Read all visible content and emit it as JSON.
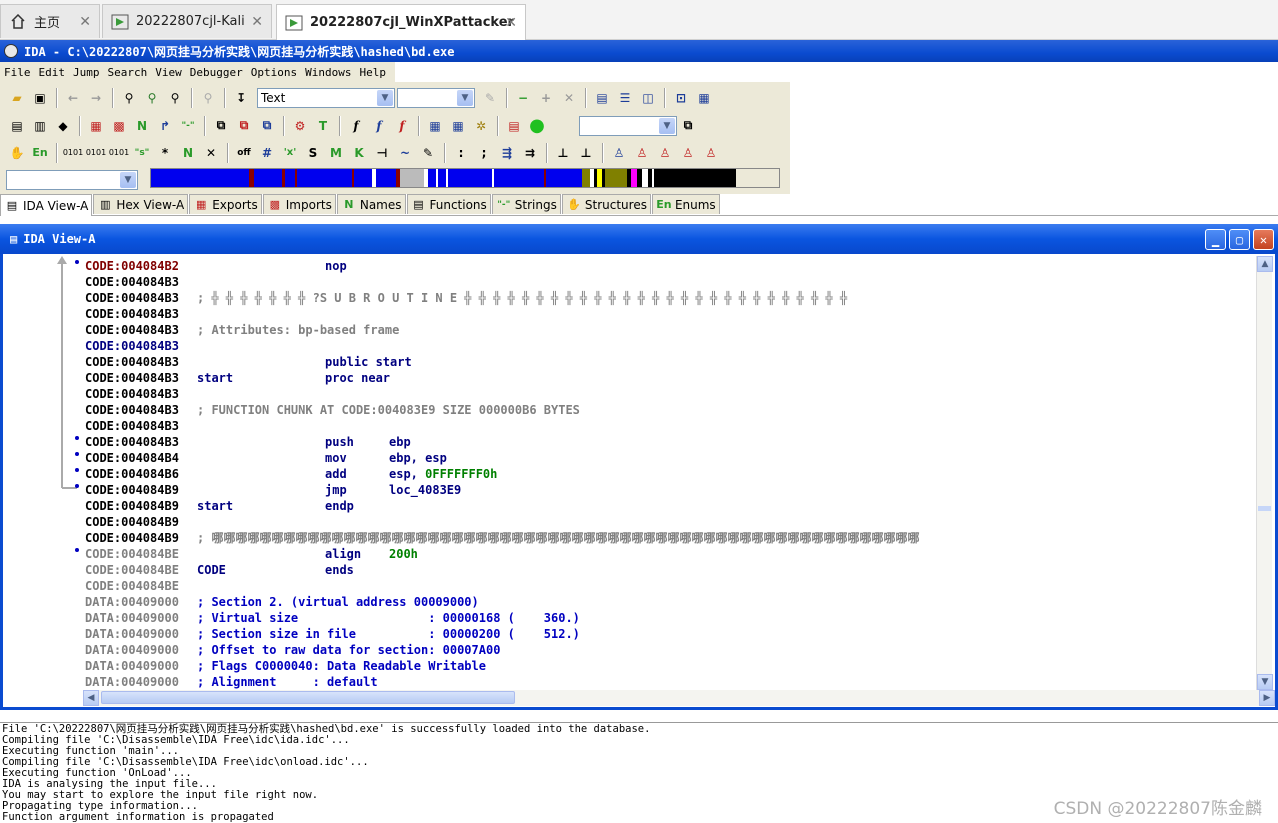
{
  "vm_tabs": [
    {
      "label": "主页",
      "icon": "home-icon"
    },
    {
      "label": "20222807cjl-Kali",
      "icon": "vm-icon"
    },
    {
      "label": "20222807cjl_WinXPattacker",
      "icon": "vm-icon"
    }
  ],
  "window_title": "IDA - C:\\20222807\\网页挂马分析实践\\网页挂马分析实践\\hashed\\bd.exe",
  "menu": [
    "File",
    "Edit",
    "Jump",
    "Search",
    "View",
    "Debugger",
    "Options",
    "Windows",
    "Help"
  ],
  "toolbar": {
    "text_combo": "Text",
    "combo2": "",
    "combo3": "",
    "nav_combo": ""
  },
  "panel_tabs": [
    "IDA View-A",
    "Hex View-A",
    "Exports",
    "Imports",
    "Names",
    "Functions",
    "Strings",
    "Structures",
    "Enums"
  ],
  "ida_view_title": "IDA View-A",
  "listing": [
    {
      "seg": "CODE:004084B2",
      "segColor": "red",
      "label": "",
      "mnem": "nop",
      "ops": "",
      "dot": true
    },
    {
      "seg": "CODE:004084B3",
      "segColor": "black",
      "label": "",
      "mnem": "",
      "ops": ""
    },
    {
      "seg": "CODE:004084B3",
      "segColor": "black",
      "comment": "; ╬ ╬ ╬ ╬ ╬ ╬ ╬ ?S U B R O U T I N E ╬ ╬ ╬ ╬ ╬ ╬ ╬ ╬ ╬ ╬ ╬ ╬ ╬ ╬ ╬ ╬ ╬ ╬ ╬ ╬ ╬ ╬ ╬ ╬ ╬ ╬ ╬"
    },
    {
      "seg": "CODE:004084B3",
      "segColor": "black"
    },
    {
      "seg": "CODE:004084B3",
      "segColor": "black",
      "comment": "; Attributes: bp-based frame"
    },
    {
      "seg": "CODE:004084B3",
      "segColor": "navy"
    },
    {
      "seg": "CODE:004084B3",
      "segColor": "black",
      "label": "",
      "mnem": "public start",
      "ops": ""
    },
    {
      "seg": "CODE:004084B3",
      "segColor": "black",
      "label": "start",
      "mnem": "proc near",
      "ops": ""
    },
    {
      "seg": "CODE:004084B3",
      "segColor": "black"
    },
    {
      "seg": "CODE:004084B3",
      "segColor": "black",
      "comment": "; FUNCTION CHUNK AT CODE:004083E9 SIZE 000000B6 BYTES"
    },
    {
      "seg": "CODE:004084B3",
      "segColor": "black"
    },
    {
      "seg": "CODE:004084B3",
      "segColor": "black",
      "mnem": "push",
      "ops": "ebp",
      "dot": true
    },
    {
      "seg": "CODE:004084B4",
      "segColor": "black",
      "mnem": "mov",
      "ops": "ebp, esp",
      "dot": true
    },
    {
      "seg": "CODE:004084B6",
      "segColor": "black",
      "mnem": "add",
      "ops": "esp, ",
      "ops2": "0FFFFFFF0h",
      "dot": true
    },
    {
      "seg": "CODE:004084B9",
      "segColor": "black",
      "mnem": "jmp",
      "ops": "loc_4083E9",
      "dot": true
    },
    {
      "seg": "CODE:004084B9",
      "segColor": "black",
      "label": "start",
      "mnem": "endp",
      "ops": ""
    },
    {
      "seg": "CODE:004084B9",
      "segColor": "black"
    },
    {
      "seg": "CODE:004084B9",
      "segColor": "black",
      "comment": "; 哪哪哪哪哪哪哪哪哪哪哪哪哪哪哪哪哪哪哪哪哪哪哪哪哪哪哪哪哪哪哪哪哪哪哪哪哪哪哪哪哪哪哪哪哪哪哪哪哪哪哪哪哪哪哪哪哪哪哪"
    },
    {
      "seg": "CODE:004084BE",
      "segColor": "grey",
      "mnem": "align",
      "ops": "",
      "ops2": "200h",
      "dot": true
    },
    {
      "seg": "CODE:004084BE",
      "segColor": "grey",
      "label": "CODE",
      "mnem": "ends",
      "ops": ""
    },
    {
      "seg": "CODE:004084BE",
      "segColor": "grey"
    },
    {
      "seg": "DATA:00409000",
      "segColor": "grey",
      "comment2": "; Section 2. (virtual address 00009000)"
    },
    {
      "seg": "DATA:00409000",
      "segColor": "grey",
      "comment2": "; Virtual size                  : 00000168 (    360.)"
    },
    {
      "seg": "DATA:00409000",
      "segColor": "grey",
      "comment2": "; Section size in file          : 00000200 (    512.)"
    },
    {
      "seg": "DATA:00409000",
      "segColor": "grey",
      "comment2": "; Offset to raw data for section: 00007A00"
    },
    {
      "seg": "DATA:00409000",
      "segColor": "grey",
      "comment2": "; Flags C0000040: Data Readable Writable"
    },
    {
      "seg": "DATA:00409000",
      "segColor": "grey",
      "comment2": "; Alignment     : default"
    }
  ],
  "output": [
    "File 'C:\\20222807\\网页挂马分析实践\\网页挂马分析实践\\hashed\\bd.exe' is successfully loaded into the database.",
    "Compiling file 'C:\\Disassemble\\IDA Free\\idc\\ida.idc'...",
    "Executing function 'main'...",
    "Compiling file 'C:\\Disassemble\\IDA Free\\idc\\onload.idc'...",
    "Executing function 'OnLoad'...",
    "IDA is analysing the input file...",
    "You may start to explore the input file right now.",
    "Propagating type information...",
    "Function argument information is propagated"
  ],
  "watermark": "CSDN @20222807陈金麟",
  "colors": {
    "title_blue": "#0a4bd0",
    "seg_red": "#800000",
    "code_navy": "#000080"
  }
}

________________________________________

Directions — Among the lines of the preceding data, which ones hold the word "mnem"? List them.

Solved problem —
      "mnem": "nop",
      "mnem": "",
      "mnem": "public start",
      "mnem": "proc near",
      "mnem": "push",
      "mnem": "mov",
      "mnem": "add",
      "mnem": "jmp",
      "mnem": "endp",
      "mnem": "align",
      "mnem": "ends",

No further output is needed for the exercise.